* DESCRIPTION OF THE TASK *
Among the entries below, find the lines with the word "icon" and copy them.

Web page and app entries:
★ ★ ★ ★ ★
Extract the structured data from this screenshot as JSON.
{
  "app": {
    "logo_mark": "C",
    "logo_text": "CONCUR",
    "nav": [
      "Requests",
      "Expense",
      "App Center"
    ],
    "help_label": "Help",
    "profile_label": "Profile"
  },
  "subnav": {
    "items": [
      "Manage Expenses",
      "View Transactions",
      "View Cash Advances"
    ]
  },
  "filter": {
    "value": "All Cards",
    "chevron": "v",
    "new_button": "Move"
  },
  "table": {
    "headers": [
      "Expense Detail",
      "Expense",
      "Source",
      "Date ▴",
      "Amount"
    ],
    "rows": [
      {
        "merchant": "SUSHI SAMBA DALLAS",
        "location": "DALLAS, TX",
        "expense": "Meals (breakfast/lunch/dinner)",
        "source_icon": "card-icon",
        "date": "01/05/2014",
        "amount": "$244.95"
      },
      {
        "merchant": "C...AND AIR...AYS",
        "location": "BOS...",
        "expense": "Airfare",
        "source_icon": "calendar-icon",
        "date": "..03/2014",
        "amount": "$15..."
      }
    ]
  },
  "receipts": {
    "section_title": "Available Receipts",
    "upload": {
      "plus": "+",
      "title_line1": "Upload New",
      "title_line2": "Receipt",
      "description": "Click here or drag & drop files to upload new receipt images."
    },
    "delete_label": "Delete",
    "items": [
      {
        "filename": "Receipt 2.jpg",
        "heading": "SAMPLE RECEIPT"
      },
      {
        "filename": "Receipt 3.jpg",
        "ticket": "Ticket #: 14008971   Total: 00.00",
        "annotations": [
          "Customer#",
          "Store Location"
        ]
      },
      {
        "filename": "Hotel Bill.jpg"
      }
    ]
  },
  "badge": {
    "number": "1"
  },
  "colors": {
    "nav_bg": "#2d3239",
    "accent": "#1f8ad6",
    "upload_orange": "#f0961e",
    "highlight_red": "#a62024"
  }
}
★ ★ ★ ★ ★
* RESPONSE FOR THIS EXERCISE *
        "source_icon": "card-icon",
        "source_icon": "calendar-icon",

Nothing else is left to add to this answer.